### Your assignment
The task calls for every line of the data to be repeated exactly.

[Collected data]
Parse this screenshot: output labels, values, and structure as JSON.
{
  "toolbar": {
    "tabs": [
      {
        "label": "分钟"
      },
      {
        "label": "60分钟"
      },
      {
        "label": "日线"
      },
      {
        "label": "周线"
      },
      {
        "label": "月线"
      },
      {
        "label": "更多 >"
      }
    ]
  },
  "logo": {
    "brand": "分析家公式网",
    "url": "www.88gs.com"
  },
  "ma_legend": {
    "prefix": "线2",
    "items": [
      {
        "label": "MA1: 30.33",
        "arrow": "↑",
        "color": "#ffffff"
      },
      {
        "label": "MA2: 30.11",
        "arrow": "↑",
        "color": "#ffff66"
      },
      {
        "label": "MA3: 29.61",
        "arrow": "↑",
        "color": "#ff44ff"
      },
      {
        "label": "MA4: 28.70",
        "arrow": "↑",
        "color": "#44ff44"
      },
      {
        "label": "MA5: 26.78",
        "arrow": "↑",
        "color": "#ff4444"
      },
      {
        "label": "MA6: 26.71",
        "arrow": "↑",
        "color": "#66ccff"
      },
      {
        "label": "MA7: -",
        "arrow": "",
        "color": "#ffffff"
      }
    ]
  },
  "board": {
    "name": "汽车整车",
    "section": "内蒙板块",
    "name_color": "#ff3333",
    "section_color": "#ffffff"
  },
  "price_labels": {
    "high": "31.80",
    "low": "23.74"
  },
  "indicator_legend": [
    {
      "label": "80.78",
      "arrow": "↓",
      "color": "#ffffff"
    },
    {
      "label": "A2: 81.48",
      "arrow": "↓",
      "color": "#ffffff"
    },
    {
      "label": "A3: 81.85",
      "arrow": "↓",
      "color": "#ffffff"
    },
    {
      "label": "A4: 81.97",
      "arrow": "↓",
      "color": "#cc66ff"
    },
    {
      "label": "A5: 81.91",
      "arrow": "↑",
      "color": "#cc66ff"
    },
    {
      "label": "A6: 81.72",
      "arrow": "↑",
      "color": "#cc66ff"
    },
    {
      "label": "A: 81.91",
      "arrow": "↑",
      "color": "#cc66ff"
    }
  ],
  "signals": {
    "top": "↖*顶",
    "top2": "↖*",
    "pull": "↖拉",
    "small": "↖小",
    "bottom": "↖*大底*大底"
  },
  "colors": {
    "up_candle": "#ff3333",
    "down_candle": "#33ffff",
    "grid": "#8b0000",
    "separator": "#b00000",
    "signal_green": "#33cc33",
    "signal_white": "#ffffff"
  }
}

### Task output
Parse this screenshot: output labels, values, and structure as JSON.
{
  "toolbar": {
    "tabs": [
      {
        "label": "分钟"
      },
      {
        "label": "60分钟"
      },
      {
        "label": "日线"
      },
      {
        "label": "周线"
      },
      {
        "label": "月线"
      },
      {
        "label": "更多 >"
      }
    ]
  },
  "logo": {
    "brand": "分析家公式网",
    "url": "www.88gs.com"
  },
  "ma_legend": {
    "prefix": "线2",
    "items": [
      {
        "label": "MA1: 30.33",
        "arrow": "↑",
        "color": "#ffffff"
      },
      {
        "label": "MA2: 30.11",
        "arrow": "↑",
        "color": "#ffff66"
      },
      {
        "label": "MA3: 29.61",
        "arrow": "↑",
        "color": "#ff44ff"
      },
      {
        "label": "MA4: 28.70",
        "arrow": "↑",
        "color": "#44ff44"
      },
      {
        "label": "MA5: 26.78",
        "arrow": "↑",
        "color": "#ff4444"
      },
      {
        "label": "MA6: 26.71",
        "arrow": "↑",
        "color": "#66ccff"
      },
      {
        "label": "MA7: -",
        "arrow": "",
        "color": "#ffffff"
      }
    ]
  },
  "board": {
    "name": "汽车整车",
    "section": "内蒙板块",
    "name_color": "#ff3333",
    "section_color": "#ffffff"
  },
  "price_labels": {
    "high": "31.80",
    "low": "23.74"
  },
  "indicator_legend": [
    {
      "label": "80.78",
      "arrow": "↓",
      "color": "#ffffff"
    },
    {
      "label": "A2: 81.48",
      "arrow": "↓",
      "color": "#ffffff"
    },
    {
      "label": "A3: 81.85",
      "arrow": "↓",
      "color": "#ffffff"
    },
    {
      "label": "A4: 81.97",
      "arrow": "↓",
      "color": "#cc66ff"
    },
    {
      "label": "A5: 81.91",
      "arrow": "↑",
      "color": "#cc66ff"
    },
    {
      "label": "A6: 81.72",
      "arrow": "↑",
      "color": "#cc66ff"
    },
    {
      "label": "A: 81.91",
      "arrow": "↑",
      "color": "#cc66ff"
    }
  ],
  "signals": {
    "top": "↖*顶",
    "top2": "↖*",
    "pull": "↖拉",
    "small": "↖小",
    "bottom": "↖*大底*大底"
  },
  "colors": {
    "up_candle": "#ff3333",
    "down_candle": "#33ffff",
    "grid": "#8b0000",
    "separator": "#b00000",
    "signal_green": "#33cc33",
    "signal_white": "#ffffff"
  }
}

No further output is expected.